THE ISRAELI right-wing, and especially the settlers and their rabbis, have long lists of hate objects. Some of these have been published. I have the honor of appearing on most. But the Supreme Court occupies a place high up, if not at the very top.
Why? The court has not covered itself with glory when dealing with the occupied territories. It has allowed the destruction of many Palestinian homes as retaliation for "terrorist" acts, approved "moderate" torture, assented to the "separation fence" (which was condemned by the international court), and generally positioned itself as an arm of the occupation.
But in some cases, the law has not enabled the court to wriggle out of its responsibilities. It has called for the demolition of "outposts" set up on private Palestinian property. It has forbidden "targeted killing" if the person could be arrested without risk, it has decreed that it is unlawful to prevent an Arab citizen from living in a village on state-owned land, and so on.
Each such decision drew a howl of rage from the rightists. But there is a deeper reason for the extreme antagonism.
UNLIKE MODERN Christianity, but very much like Islam, the Jewish religion is not just a matter between Man and God, but also a matter between Man and Man. It does not live in a quiet corner of public life.
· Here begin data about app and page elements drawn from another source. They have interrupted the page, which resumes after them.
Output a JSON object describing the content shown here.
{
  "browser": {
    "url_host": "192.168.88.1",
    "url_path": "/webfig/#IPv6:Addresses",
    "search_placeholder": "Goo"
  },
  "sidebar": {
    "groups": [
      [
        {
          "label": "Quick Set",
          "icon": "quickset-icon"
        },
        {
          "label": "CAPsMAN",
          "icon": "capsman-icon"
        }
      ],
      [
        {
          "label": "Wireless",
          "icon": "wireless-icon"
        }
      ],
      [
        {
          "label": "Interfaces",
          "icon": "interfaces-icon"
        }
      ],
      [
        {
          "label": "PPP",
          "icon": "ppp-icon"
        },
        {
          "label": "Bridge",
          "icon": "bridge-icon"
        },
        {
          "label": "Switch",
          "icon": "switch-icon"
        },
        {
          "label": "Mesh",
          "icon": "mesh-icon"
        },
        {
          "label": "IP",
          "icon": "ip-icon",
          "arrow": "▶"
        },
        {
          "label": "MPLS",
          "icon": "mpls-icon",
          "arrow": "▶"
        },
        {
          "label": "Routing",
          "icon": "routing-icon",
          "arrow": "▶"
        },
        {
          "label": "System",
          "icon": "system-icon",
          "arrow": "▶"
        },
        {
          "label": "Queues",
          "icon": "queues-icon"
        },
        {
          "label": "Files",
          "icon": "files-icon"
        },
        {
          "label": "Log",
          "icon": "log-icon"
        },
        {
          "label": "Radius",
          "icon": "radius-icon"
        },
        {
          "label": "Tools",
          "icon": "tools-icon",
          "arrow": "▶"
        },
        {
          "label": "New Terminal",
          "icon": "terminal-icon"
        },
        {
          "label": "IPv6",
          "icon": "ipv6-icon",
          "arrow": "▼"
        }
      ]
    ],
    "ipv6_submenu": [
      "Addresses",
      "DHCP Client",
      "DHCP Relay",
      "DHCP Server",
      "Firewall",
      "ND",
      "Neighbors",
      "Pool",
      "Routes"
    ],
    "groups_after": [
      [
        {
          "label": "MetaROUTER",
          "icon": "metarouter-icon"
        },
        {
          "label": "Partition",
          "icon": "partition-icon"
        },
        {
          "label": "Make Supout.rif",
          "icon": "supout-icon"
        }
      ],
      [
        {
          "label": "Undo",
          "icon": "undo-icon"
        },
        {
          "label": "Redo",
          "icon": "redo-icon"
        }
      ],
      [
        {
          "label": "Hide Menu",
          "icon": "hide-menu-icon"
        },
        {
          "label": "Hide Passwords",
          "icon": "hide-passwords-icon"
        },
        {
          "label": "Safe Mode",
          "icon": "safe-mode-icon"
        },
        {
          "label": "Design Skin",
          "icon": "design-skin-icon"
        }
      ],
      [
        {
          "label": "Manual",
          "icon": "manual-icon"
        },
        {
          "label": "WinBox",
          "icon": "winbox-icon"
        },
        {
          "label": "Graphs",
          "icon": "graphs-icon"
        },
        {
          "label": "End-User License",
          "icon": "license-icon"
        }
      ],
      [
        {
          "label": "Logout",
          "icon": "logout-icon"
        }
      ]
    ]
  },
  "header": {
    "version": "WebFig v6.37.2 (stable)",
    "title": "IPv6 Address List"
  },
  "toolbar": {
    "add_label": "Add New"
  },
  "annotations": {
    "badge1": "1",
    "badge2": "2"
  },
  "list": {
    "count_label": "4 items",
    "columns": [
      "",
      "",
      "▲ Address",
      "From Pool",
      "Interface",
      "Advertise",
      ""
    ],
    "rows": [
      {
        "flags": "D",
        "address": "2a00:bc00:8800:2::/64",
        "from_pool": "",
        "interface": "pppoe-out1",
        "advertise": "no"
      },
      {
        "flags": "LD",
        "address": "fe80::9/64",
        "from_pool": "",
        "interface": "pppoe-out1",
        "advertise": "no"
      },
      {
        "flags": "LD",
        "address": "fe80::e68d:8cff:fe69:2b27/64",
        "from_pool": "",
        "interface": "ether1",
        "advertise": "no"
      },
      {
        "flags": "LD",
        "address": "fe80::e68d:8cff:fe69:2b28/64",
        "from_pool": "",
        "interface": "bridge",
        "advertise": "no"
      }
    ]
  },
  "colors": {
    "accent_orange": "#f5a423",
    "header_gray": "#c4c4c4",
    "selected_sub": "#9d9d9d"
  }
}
Religious law encompasses all aspects of public and private life. Therefore, for a pious Jew -- or Muslim -- the European idea of separation between state and religion is anathema.
The Jewish Halakha, like the Islamic Shari'a, regulates every single aspect of life. Whenever Jewish law clashes with Israeli law, which one should prevail? The one enacted by the democratically elected Knesset, which can be changed at any moment if the people want it, or the one handed down by God on Mount Sinai for all time, that cannot ever be changed (at most can be interpreted differently)?
Religious fanatics in Israel insist that religious law stands above the secular law (as in several Arab counties), and that the state courts have no jurisdiction over the clerics in matters that concern religion (as in Iran). When the Supreme Court ruled otherwise, the most respected Orthodox rabbi easily mobilized 100,000 protesters in Jerusalem. For years now, religious cabinet ministers, law professors and politicians, as well as their political supporters, have been busy chipping away at the integrity, independence and jurisdiction of the Supreme Court.
This is the crux of the matter. The Attorney General considers a book calling for the killing of innocent children an act of criminal incitement. The rabbis and their supporters consider this an impertinent interference in a learned religious debate. There can be no real compromise between these two views.
For Israelis, this is not just an academic question. The entire religious community, with all its diverse factions, now belongs to the rightist, ultra-nationalist camp (except for pitiful little outposts like Reform and Conservative Jewry, who are the majority among American Jews). Transforming Israel into a Halakha state means castrating the democratic system and turning Israel into a second Iran governed by Jewish ayatollahs.
It will also make peace impossible for all time, since according to the rabbis all of the Holy Land between the Mediterranean Sea and the Jordan River belongs solely to the Jews, and giving the Goyim even an inch of it is a mortal sin, punishable by death. For this sin, Yitzhak Rabin was executed by the student of a religious university, a former settler.
Not the whole religious camp subscribes to the unrelenting extremism
of Rabbi Lior and his ilk. There are many other trends. But all of these
keep quiet. It is Lior, the rabbi who Possesses the Light, and his
like-minded colleagues, who chart the course.
(Note: You can view every article as one long page if you sign up as an Advocate Member, or higher).